Building upon IMLS’s 2016 study Strengthening Networks, Sparking Change: Museums and Libraries as Community Catalysts, this new research is grounded in the social wellbeing framework that looks beyond economic outputs to assess the relative wellness of individuals, communities, and nations. It recognizes that while people value their material standard of living, other factors also matter, including cultural engagement, economic and ethnic diversity, political voice, and social connections.
The study aligns with the IMLS Strategic Plan, Transforming Communities, by strengthening the capacity of museums and libraries to improve the wellbeing of their communities. The research will quantify 10 dimensions of social wellbeing at the county level across the nation that represent material standard of living, economic and ethnic diversity, health, school effectiveness, housing quality, political connection, the presence of cultural institutions and nonprofit organizations in the community, the environment, and personal safety. The study will identify counties where the presence of museums and libraries is most strongly associated with different factors of social wellbeing.

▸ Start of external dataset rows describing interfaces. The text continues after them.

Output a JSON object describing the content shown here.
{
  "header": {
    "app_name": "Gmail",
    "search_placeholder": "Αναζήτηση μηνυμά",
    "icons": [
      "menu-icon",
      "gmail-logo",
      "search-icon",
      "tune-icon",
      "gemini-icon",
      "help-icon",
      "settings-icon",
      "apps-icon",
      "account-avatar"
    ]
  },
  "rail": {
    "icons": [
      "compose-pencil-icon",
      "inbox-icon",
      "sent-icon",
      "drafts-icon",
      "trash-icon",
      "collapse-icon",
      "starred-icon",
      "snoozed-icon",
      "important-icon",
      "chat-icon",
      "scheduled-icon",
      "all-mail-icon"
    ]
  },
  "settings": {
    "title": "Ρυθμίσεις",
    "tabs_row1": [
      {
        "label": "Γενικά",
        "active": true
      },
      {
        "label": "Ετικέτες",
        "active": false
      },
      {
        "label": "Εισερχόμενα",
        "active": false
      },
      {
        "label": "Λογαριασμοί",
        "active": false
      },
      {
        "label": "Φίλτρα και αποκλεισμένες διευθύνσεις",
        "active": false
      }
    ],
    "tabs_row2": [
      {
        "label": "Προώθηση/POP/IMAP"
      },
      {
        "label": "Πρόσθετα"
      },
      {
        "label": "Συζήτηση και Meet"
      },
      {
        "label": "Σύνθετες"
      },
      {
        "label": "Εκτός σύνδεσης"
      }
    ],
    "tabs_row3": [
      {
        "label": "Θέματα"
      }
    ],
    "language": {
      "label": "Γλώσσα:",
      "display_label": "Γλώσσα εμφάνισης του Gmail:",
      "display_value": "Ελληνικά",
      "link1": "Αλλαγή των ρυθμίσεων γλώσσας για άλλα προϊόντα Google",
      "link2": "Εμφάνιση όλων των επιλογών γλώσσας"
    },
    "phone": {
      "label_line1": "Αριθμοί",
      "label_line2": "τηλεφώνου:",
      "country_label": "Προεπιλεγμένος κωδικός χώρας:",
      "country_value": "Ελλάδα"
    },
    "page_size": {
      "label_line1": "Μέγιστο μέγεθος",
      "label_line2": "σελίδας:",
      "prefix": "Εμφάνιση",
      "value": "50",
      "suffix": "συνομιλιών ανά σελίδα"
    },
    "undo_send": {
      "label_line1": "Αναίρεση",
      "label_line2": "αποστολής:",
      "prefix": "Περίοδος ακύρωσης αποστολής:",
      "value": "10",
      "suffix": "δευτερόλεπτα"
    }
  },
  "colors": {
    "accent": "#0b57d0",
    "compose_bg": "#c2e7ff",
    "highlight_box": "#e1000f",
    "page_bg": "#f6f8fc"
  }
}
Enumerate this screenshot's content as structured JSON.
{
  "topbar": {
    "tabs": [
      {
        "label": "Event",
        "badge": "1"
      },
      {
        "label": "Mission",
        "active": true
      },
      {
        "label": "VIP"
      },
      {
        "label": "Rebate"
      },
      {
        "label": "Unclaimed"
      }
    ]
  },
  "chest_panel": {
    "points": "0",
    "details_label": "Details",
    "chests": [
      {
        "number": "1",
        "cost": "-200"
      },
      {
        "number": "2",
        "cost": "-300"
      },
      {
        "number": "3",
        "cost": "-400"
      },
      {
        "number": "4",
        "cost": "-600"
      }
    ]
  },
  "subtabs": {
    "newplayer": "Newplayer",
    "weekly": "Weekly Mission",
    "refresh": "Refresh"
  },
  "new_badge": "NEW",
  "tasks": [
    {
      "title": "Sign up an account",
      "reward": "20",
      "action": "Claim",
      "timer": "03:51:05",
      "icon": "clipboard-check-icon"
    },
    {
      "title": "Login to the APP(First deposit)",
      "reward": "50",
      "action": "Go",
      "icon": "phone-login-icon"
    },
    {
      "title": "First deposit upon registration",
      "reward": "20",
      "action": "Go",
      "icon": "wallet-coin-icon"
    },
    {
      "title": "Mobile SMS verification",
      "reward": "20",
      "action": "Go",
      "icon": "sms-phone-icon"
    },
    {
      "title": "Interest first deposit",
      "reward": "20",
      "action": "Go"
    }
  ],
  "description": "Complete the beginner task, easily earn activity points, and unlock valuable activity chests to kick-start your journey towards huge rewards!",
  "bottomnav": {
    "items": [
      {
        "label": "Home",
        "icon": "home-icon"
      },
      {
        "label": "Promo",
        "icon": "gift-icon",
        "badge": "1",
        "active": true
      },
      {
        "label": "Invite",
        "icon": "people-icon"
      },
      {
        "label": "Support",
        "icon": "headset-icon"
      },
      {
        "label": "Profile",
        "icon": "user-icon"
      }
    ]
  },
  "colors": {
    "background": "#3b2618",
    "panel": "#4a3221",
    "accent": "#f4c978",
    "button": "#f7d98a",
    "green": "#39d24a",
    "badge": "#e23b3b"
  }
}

"Approaching this study using the social wellbeing framework acknowledges the many ways that libraries and museums positively impact people and communities beyond a baseline assessment of economic impact.” said IMLS Director Dr. Kathryn K. Matthew. “This study seeks to not only demonstrate that community wellbeing is enhanced by the presence of libraries and museums, but also how these anchor institutions truly move the needle.”
The research encompasses literature review of other studies’ findings, data analysis from publicly available sources, and comparative case studies, and the results will be compiled into three issue briefs and a synthesis report for dissemination...This new study, Understanding the Social Wellbeing Impacts of the Nation’s Libraries and Museums, was initiated under the umbrella of IMLS’s flagship Community Catalyst Initiative. The program, which has the long-term goal of developing new approaches, tools, and training for museums and libraries to help them become more sustained and adaptive partners within their communities, works to elevate the essential, impactful “anchor” and “catalyst” roles that these institutions play.
Monday, August 6, 2018
Poverty Safari by Darren McGarvey (rapper Loki), Luath Press has won the 2018 Orwell Prize.
McGarvey has profound observations on the role of the library in the community. He notes that the community centre is being imposed on the library to streamline the service in order to justify keeping the library open. This practice undermines the integrity of both the library and the community centre. It undermines the principle that communities should be entitled to these vital amenities independent of one another. (p. 153).
His aim in the book was to explain the emotional pain of poverty and the stress induced by the multiple addictions allied to it. “The experiential reality of poverty is underemphasised and misunderstood,” he says, “and what we have currently is a society with rules and laws, social cues and incentives, that work for emotionally regulated people. But if you grew up in adversity, your whole sense of emotion and risk perception is completely different. The welfare system is based on an assumption that the threat of social humiliation is going to incentivise people, but that’s a complete misunderstanding of what the stress of poverty does to people. They just recoil; they’re frightened of everything, even if that fear sometimes expresses itself as aggression.”
Wednesday, August 1, 2018
40 copies of "The Chain Litany" were printed by Martha Riley at the University of Illinois, Graduate School of Library and Information Science at the Katharine Sharp Press in 1982. Read on the Day of Rebellion before the Rotunda in Springfield on June 3, 1982.